We should therefore urgently ask ourselves two questions in the current crisis:
What are, objectively speaking, other emerging crises, the spread of which we need to slow down promptly so as not to jeopardize the capacity of existing (social or environmental) systems?
And what must we do so that we start to act collectively in these comparable situations?
The most important fields of action are actually obvious – and even the elite of our economic and political leadership, represented by the World Economic Forum, has long admitted them: climate change, loss of biodiversity, waste mountains, water shortage, persistent chemistry, social injustice … .

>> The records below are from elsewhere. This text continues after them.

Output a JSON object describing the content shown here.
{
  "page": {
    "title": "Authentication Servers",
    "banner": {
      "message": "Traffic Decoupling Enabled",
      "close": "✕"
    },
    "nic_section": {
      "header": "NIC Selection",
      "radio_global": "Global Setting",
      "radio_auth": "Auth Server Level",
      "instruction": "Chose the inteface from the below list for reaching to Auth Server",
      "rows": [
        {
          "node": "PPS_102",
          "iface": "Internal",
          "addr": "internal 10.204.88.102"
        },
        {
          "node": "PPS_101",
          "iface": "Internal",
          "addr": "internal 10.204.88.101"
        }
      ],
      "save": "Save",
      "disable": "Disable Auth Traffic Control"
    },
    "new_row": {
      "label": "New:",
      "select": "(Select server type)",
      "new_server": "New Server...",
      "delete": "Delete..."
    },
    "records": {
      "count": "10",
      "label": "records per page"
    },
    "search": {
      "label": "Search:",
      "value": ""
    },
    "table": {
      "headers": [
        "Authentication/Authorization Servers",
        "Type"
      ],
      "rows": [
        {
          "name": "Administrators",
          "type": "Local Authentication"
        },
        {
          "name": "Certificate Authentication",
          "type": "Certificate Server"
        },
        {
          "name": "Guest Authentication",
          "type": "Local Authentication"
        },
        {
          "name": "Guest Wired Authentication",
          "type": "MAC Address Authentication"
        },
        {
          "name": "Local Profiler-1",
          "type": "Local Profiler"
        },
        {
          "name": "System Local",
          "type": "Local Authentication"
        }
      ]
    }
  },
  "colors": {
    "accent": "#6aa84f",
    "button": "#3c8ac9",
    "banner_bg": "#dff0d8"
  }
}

In fact, all we need to do now is to develop a willingness to accept scientific facts and then take joint action. Compared to Covid-19, we will probably have to learn to look a little closer, because many of these developments are more insidious and therefore do not dominate the evening news. They all have in common, however, that they are constantly moving closer to a critical state, do not stop at national borders and cannot be chased away via Twitter.
The current pandemic at least belies all previous pessimists about the future on two points: we now know that in a crisis situation we are capable of insight and collective action as a global society. And the clean air above our industrial cities as well as the dolphins in previously orphaned canals off Venice show us that it is still worth acting because it is not too late.
At the same time, we are now realizing that much of what we thought indispensable yesterday is not so existential for our personal satisfaction – at least not to the extent that we had implicitly assumed in our intoxication chasing constant increase. And even if we still have no idea how we can bring our economy back to a sustainable level or pay back the fantasy billions that governments are currently making available, we should not let the opportunity that current experience with social distancing has taught us pass us by: We can also change the course of global challenges together – it’s in our hands.
Climate change, the increasing pollution of landscapes and oceans through waste, the unrestrained industrial water consumption in arid countries … all these things can be brought under control if we would practice adequate collective “distancing”. This does not mean a renunciation of consumption, but only a willingness to exercise a sense of proportion. If such “climate distancing”, “waste distancing” and “over-consumption distancing” is the result of insight rather than compulsion, it is not a threat to our freedom, but the manifestation of human maturity.
So we should not allow this pandemic to be just a stop button for our economy, which we want to turn on again as soon as possible – but rather it should become a reset, with which we begin to respect the global system boundaries and begin controlled “distancing” where we risk exceeding the available capacities of vital systems.
We should use the current period of standstill and think about how the textile industry can become a pioneer in this respect – by consistently implementing the UNFCCC Climate Charter, closing the loop in synthetic materials to a circular raw materials economy, avoiding any “forever chemicals” (PFASs), slowing down fashion cycles while increasing longevity, water-protective dyeing processes and all the other measures whose necessity we have long been aware of. And then, together with the consumers, we collectively commit to “Collateral Damage Distancing“.